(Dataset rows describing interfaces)
+===+

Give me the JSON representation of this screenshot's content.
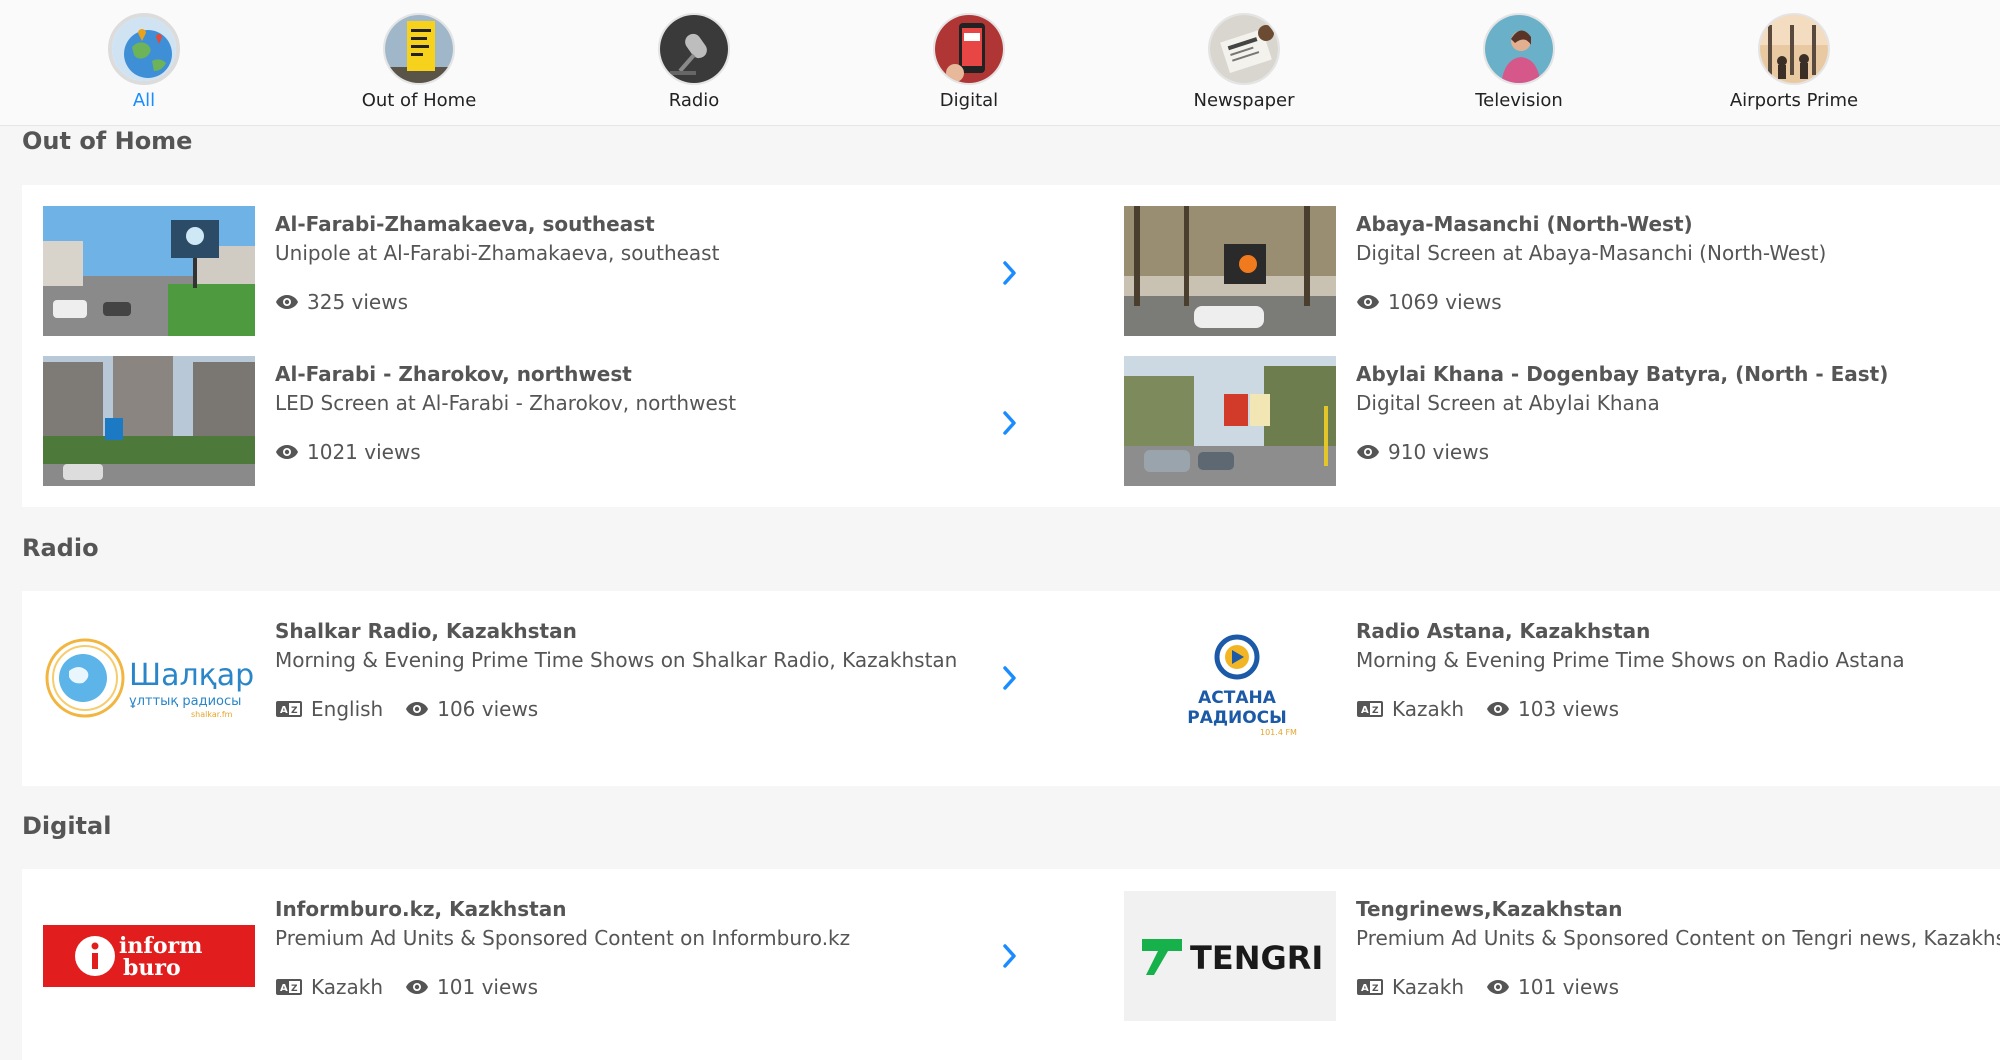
{
  "nav": {
    "accent": "#1a8cff",
    "categories": [
      {
        "label": "All",
        "icon": "globe-icon",
        "active": true
      },
      {
        "label": "Out of Home",
        "icon": "billboard-icon",
        "active": false
      },
      {
        "label": "Radio",
        "icon": "microphone-icon",
        "active": false
      },
      {
        "label": "Digital",
        "icon": "smartphone-icon",
        "active": false
      },
      {
        "label": "Newspaper",
        "icon": "newspaper-icon",
        "active": false
      },
      {
        "label": "Television",
        "icon": "television-icon",
        "active": false
      },
      {
        "label": "Airports Prime",
        "icon": "airport-icon",
        "active": false
      }
    ]
  },
  "sections": {
    "ooh": {
      "title": "Out of Home",
      "items": [
        {
          "title": "Al-Farabi-Zhamakaeva, southeast",
          "subtitle": "Unipole at Al-Farabi-Zhamakaeva, southeast",
          "views": "325 views"
        },
        {
          "title": "Abaya-Masanchi (North-West)",
          "subtitle": "Digital Screen at Abaya-Masanchi (North-West)",
          "views": "1069 views"
        },
        {
          "title": "Al-Farabi - Zharokov, northwest",
          "subtitle": "LED Screen at Al-Farabi - Zharokov, northwest",
          "views": "1021 views"
        },
        {
          "title": "Abylai Khana - Dogenbay Batyra, (North - East)",
          "subtitle": "Digital Screen at Abylai Khana",
          "views": "910 views"
        }
      ]
    },
    "radio": {
      "title": "Radio",
      "items": [
        {
          "title": "Shalkar Radio, Kazakhstan",
          "subtitle": "Morning & Evening Prime Time Shows on Shalkar Radio, Kazakhstan",
          "language": "English",
          "views": "106 views",
          "logo_text": "Шалқар",
          "logo_sub": "ұлттық радиосы",
          "logo_small": "shalkar.fm"
        },
        {
          "title": "Radio Astana, Kazakhstan",
          "subtitle": "Morning & Evening Prime Time Shows on Radio Astana",
          "language": "Kazakh",
          "views": "103 views",
          "logo_text": "АСТАНА",
          "logo_sub": "РАДИОСЫ",
          "logo_small": "101.4 FM"
        }
      ]
    },
    "digital": {
      "title": "Digital",
      "items": [
        {
          "title": "Informburo.kz, Kazkhstan",
          "subtitle": "Premium Ad Units & Sponsored Content on Informburo.kz",
          "language": "Kazakh",
          "views": "101 views",
          "logo_text": "inform",
          "logo_sub": "buro"
        },
        {
          "title": "Tengrinews,Kazakhstan",
          "subtitle": "Premium Ad Units & Sponsored Content on Tengri news, Kazakhstan",
          "language": "Kazakh",
          "views": "101 views",
          "logo_text": "TENGRI"
        }
      ]
    }
  }
}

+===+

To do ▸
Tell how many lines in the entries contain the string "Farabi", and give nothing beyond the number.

Response to the task ▸
4